4. Measurement of larvae and pupae: For the measurement of tiny honey bee larvae, measurement chambers have to be very small (e.g. 0.5–2 ml). This can be realized by adapting a plastic syringe (Petz et al., 2004), or with plastic photometer cuvets. For very young larvae and for eggs, the closed chamber method has to be used (see section 6.1.8.).

5. Flight metabolism: The other extreme of chamber size is required in measurements of flight metabolism. For this purpose, large measurement chambers of about 0.3 to 1 l volume have to be used. Such chambers allow respiration measurements in agitated free flight (Harrison and Hall, 1993; Harrison et al., 1996; Wolf et al., 1996; Roberts and Harrison, 1999; Woods et al., 2005). Measurement of bees in free hovering flight was accomplished in a wind tunnel by Wolf et al. (1989), which equals an even larger chamber size of about 4 l volume. Simulating an appropriate virtual environment to stimulate the bees to stay airborne for a longer time period without agitation is, however, a tricky task (Wolf et al., 1989).

6. Whole colony metabolism: Even larger chamber volumes will be needed for whole colony measurements (Kronenberg and Heller, 1982; Southwick, 1985).

Fig. 9. Example of a measurement chamber for use in a temperature controlled water bath. It was milled out of a brass block. Air inlet visible in the picture bottom (front), outlet on top (covered by yellow kitchen cloth). Effective chamber volume is variable by a movable, perforated brass barrier. In this setup, the window in the lid was covered by an infrared transmissive plastic film allowing visual and thermographic behavioural observations and body surface temperature measurements (Kovac et al., 2007; Stabentheiner et al., 2012). Lid tightness was assured by a Viton® O-ring (not visible). Service holes were drilled in one side (left) to accept chromatography septa (11 mm), which allowed tight insertion of thermocouple wires. Tightness has to be proofed by applying an overpressure on the submerged chamber.

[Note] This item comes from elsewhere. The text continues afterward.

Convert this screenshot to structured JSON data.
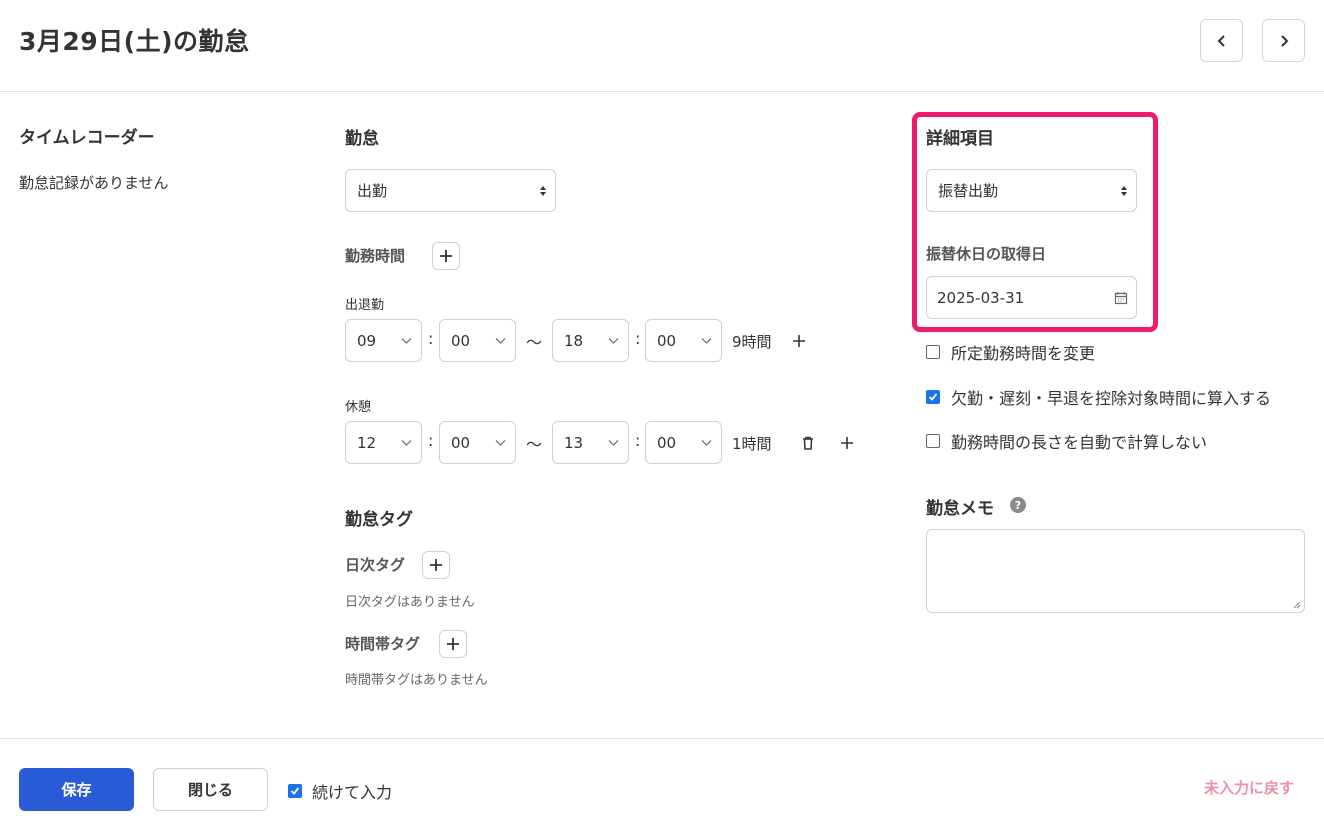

The rectangle at the right-hand side is a proprietary reference radiator for infrared camera calibration (see Stabentheiner et al., 2012). Photo by Anton Stabentheiner.

Figure 9